# [What you should do]
A verbatim copy of the data is wanted, minus any picture in it.

# [Records drawn from a dataset]
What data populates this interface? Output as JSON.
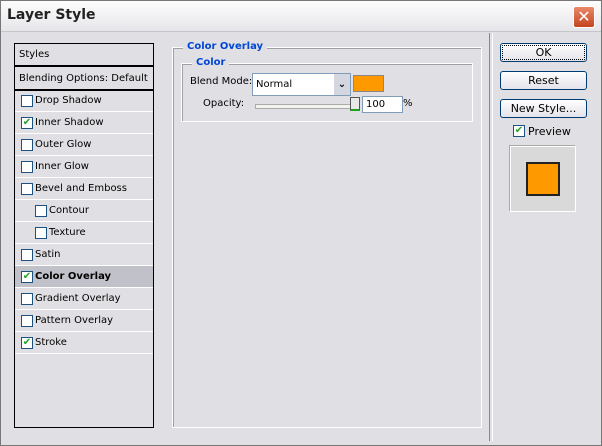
{
  "window": {
    "title": "Layer Style",
    "close": "✕"
  },
  "styles_list": {
    "header": "Styles",
    "blending": "Blending Options: Default",
    "items": [
      {
        "label": "Drop Shadow",
        "checked": false,
        "indent": false
      },
      {
        "label": "Inner Shadow",
        "checked": true,
        "indent": false
      },
      {
        "label": "Outer Glow",
        "checked": false,
        "indent": false
      },
      {
        "label": "Inner Glow",
        "checked": false,
        "indent": false
      },
      {
        "label": "Bevel and Emboss",
        "checked": false,
        "indent": false
      },
      {
        "label": "Contour",
        "checked": false,
        "indent": true
      },
      {
        "label": "Texture",
        "checked": false,
        "indent": true
      },
      {
        "label": "Satin",
        "checked": false,
        "indent": false
      },
      {
        "label": "Color Overlay",
        "checked": true,
        "indent": false,
        "selected": true
      },
      {
        "label": "Gradient Overlay",
        "checked": false,
        "indent": false
      },
      {
        "label": "Pattern Overlay",
        "checked": false,
        "indent": false
      },
      {
        "label": "Stroke",
        "checked": true,
        "indent": false
      }
    ]
  },
  "panel": {
    "title": "Color Overlay",
    "group": "Color",
    "blend_mode_label": "Blend Mode:",
    "blend_mode": "Normal",
    "color": "#ff9900",
    "opacity_label": "Opacity:",
    "opacity": "100",
    "percent": "%",
    "opacity_fraction": 1.0
  },
  "buttons": {
    "ok": "OK",
    "reset": "Reset",
    "new_style": "New Style...",
    "preview": "Preview",
    "preview_checked": true
  }
}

# [Result for this task]
What data populates this interface? Output as JSON.
{
  "window": {
    "title": "Layer Style",
    "close": "✕"
  },
  "styles_list": {
    "header": "Styles",
    "blending": "Blending Options: Default",
    "items": [
      {
        "label": "Drop Shadow",
        "checked": false,
        "indent": false
      },
      {
        "label": "Inner Shadow",
        "checked": true,
        "indent": false
      },
      {
        "label": "Outer Glow",
        "checked": false,
        "indent": false
      },
      {
        "label": "Inner Glow",
        "checked": false,
        "indent": false
      },
      {
        "label": "Bevel and Emboss",
        "checked": false,
        "indent": false
      },
      {
        "label": "Contour",
        "checked": false,
        "indent": true
      },
      {
        "label": "Texture",
        "checked": false,
        "indent": true
      },
      {
        "label": "Satin",
        "checked": false,
        "indent": false
      },
      {
        "label": "Color Overlay",
        "checked": true,
        "indent": false,
        "selected": true
      },
      {
        "label": "Gradient Overlay",
        "checked": false,
        "indent": false
      },
      {
        "label": "Pattern Overlay",
        "checked": false,
        "indent": false
      },
      {
        "label": "Stroke",
        "checked": true,
        "indent": false
      }
    ]
  },
  "panel": {
    "title": "Color Overlay",
    "group": "Color",
    "blend_mode_label": "Blend Mode:",
    "blend_mode": "Normal",
    "color": "#ff9900",
    "opacity_label": "Opacity:",
    "opacity": "100",
    "percent": "%",
    "opacity_fraction": 1.0
  },
  "buttons": {
    "ok": "OK",
    "reset": "Reset",
    "new_style": "New Style...",
    "preview": "Preview",
    "preview_checked": true
  }
}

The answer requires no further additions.